Copy every line of the data in which the word "Mostrar" occurs.

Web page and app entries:
------

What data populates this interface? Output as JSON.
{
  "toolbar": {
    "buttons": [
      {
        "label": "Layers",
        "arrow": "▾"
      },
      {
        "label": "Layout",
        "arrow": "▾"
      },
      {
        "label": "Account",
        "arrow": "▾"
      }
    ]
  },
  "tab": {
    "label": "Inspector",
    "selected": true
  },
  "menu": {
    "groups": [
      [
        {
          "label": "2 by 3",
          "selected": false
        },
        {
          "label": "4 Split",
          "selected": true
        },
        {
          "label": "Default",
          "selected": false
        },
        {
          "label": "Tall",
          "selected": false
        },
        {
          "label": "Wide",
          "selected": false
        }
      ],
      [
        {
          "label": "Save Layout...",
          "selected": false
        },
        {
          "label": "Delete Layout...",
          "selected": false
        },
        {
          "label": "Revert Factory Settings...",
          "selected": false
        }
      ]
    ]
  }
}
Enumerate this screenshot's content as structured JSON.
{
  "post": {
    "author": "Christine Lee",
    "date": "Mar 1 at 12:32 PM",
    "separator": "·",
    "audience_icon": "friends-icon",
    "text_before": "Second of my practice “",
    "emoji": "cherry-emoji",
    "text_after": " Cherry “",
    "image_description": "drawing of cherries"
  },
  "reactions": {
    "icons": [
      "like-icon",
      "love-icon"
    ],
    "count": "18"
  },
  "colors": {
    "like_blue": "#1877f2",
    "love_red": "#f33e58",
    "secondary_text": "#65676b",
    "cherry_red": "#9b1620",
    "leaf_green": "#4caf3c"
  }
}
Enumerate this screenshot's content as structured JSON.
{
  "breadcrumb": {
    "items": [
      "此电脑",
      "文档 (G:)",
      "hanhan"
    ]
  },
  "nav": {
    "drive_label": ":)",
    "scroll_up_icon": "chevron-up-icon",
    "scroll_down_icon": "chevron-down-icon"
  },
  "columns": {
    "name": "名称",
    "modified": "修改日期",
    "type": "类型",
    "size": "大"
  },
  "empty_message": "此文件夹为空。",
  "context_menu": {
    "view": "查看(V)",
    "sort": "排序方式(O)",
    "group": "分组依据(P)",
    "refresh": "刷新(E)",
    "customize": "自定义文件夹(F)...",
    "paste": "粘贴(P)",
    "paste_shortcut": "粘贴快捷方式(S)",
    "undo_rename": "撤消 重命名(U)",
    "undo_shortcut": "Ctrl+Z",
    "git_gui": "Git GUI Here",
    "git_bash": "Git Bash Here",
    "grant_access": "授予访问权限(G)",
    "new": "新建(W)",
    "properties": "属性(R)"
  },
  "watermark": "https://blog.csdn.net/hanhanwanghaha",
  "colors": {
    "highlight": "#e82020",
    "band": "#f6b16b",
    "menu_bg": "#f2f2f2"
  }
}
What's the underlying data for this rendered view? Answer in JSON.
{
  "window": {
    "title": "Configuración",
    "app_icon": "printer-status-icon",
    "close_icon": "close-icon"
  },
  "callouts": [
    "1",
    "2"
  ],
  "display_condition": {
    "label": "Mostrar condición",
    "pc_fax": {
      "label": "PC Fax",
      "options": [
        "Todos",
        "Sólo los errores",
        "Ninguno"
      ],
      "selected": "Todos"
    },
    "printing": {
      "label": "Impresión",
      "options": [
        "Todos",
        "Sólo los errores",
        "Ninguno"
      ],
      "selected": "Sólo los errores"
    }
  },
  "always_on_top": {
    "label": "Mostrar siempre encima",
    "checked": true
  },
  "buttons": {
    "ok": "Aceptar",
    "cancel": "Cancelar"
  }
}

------

Expected output:
    "label": "Mostrar condición",
    "label": "Mostrar siempre encima",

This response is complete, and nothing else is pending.